Built in 1964 by Pedro Ramirez Vasquez, the structure revolves around a giant pylon that supports, by means of steel rods, the roof from which descends a scenic waterfall.
At the entrance stands a giant statue of the god Tlaloc. The rooms follow chronologically the evolution of pre-Columbian civilization, the museum has very clear approach that allows to understand the intricate interweaving of the various civilizations that have lived in these regions through time.
Archaeological and ethnographic collections relating to the various current Indian population are unparalleled. The museum has also a restaurant and a well-stocked bookshop.
Immediately after the taquilla, there is room on the right of temporary exhibitions, on which follows that of Mesoamerica, with the map of the location of the various centers and a comparison between the different pre-Hispanic cultures. in the Hall of Teotihuacan, thre is the copy of the Mural Tlalocan on which you look at the conception of the world beyond, there are some elements of the Temple of Quetzalcoatl, with the heads of the Plumed Serpent. The monolithic sculpture of 57 tonnes of water goddess Chalchiuhtlicue and, in a display case, encrusted with turquoise and coral, funeral masks.
The Sala Mexica is the most important room of the entire museum dedicated to the Aztec culture, in the opening it has a sculpture of an ocelot, which were placed the hearts of human sacrifices intended to fuel the Sun.
In the room there is the city of Tenochtitlan reconstructed model, the Aztec calendar, an 24 tons circular (a diameter of 3.60m) stone filled with reliefs and the statue of Coatlicue, of the goddess of Earth.
At the zoo we went a bit as a joke to do a short tour before heading towards the city center… the joke lasted several hours.

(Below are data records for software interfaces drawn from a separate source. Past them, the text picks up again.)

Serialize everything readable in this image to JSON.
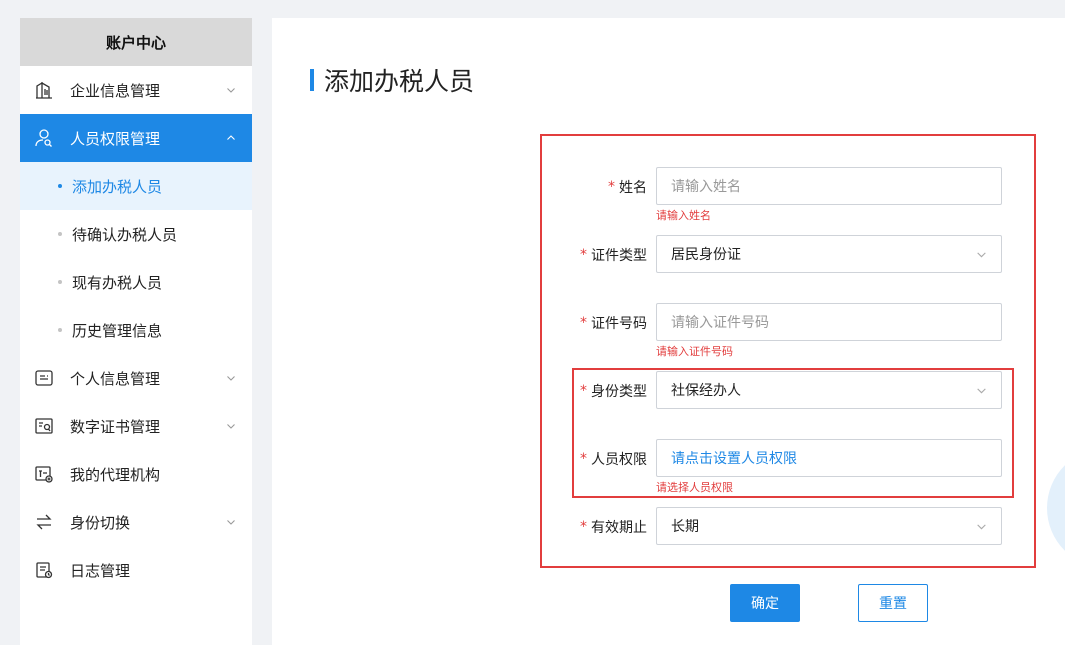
{
  "sidebar": {
    "header": "账户中心",
    "items": [
      {
        "label": "企业信息管理",
        "icon": "building-icon"
      },
      {
        "label": "人员权限管理",
        "icon": "user-search-icon"
      },
      {
        "label": "个人信息管理",
        "icon": "id-card-icon"
      },
      {
        "label": "数字证书管理",
        "icon": "certificate-icon"
      },
      {
        "label": "我的代理机构",
        "icon": "agency-icon"
      },
      {
        "label": "身份切换",
        "icon": "switch-icon"
      },
      {
        "label": "日志管理",
        "icon": "log-icon"
      }
    ],
    "sub_items": [
      {
        "label": "添加办税人员"
      },
      {
        "label": "待确认办税人员"
      },
      {
        "label": "现有办税人员"
      },
      {
        "label": "历史管理信息"
      }
    ]
  },
  "page": {
    "title": "添加办税人员"
  },
  "form": {
    "name": {
      "label": "姓名",
      "placeholder": "请输入姓名",
      "error": "请输入姓名"
    },
    "id_type": {
      "label": "证件类型",
      "value": "居民身份证"
    },
    "id_number": {
      "label": "证件号码",
      "placeholder": "请输入证件号码",
      "error": "请输入证件号码"
    },
    "identity_type": {
      "label": "身份类型",
      "value": "社保经办人"
    },
    "permission": {
      "label": "人员权限",
      "value": "请点击设置人员权限",
      "error": "请选择人员权限"
    },
    "validity": {
      "label": "有效期止",
      "value": "长期"
    },
    "required_mark": "*"
  },
  "buttons": {
    "confirm": "确定",
    "reset": "重置"
  },
  "colors": {
    "accent": "#1e88e5",
    "error": "#e23d3d",
    "highlight_outline": "#e23d3d"
  }
}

The zoo is huge, an uncountable number of races from all continents including aviary and reptile house that we could not see since the zoo closes at 17:00 (as virtually all museums in Mexico) and all visitors must be out.
It was exhausting.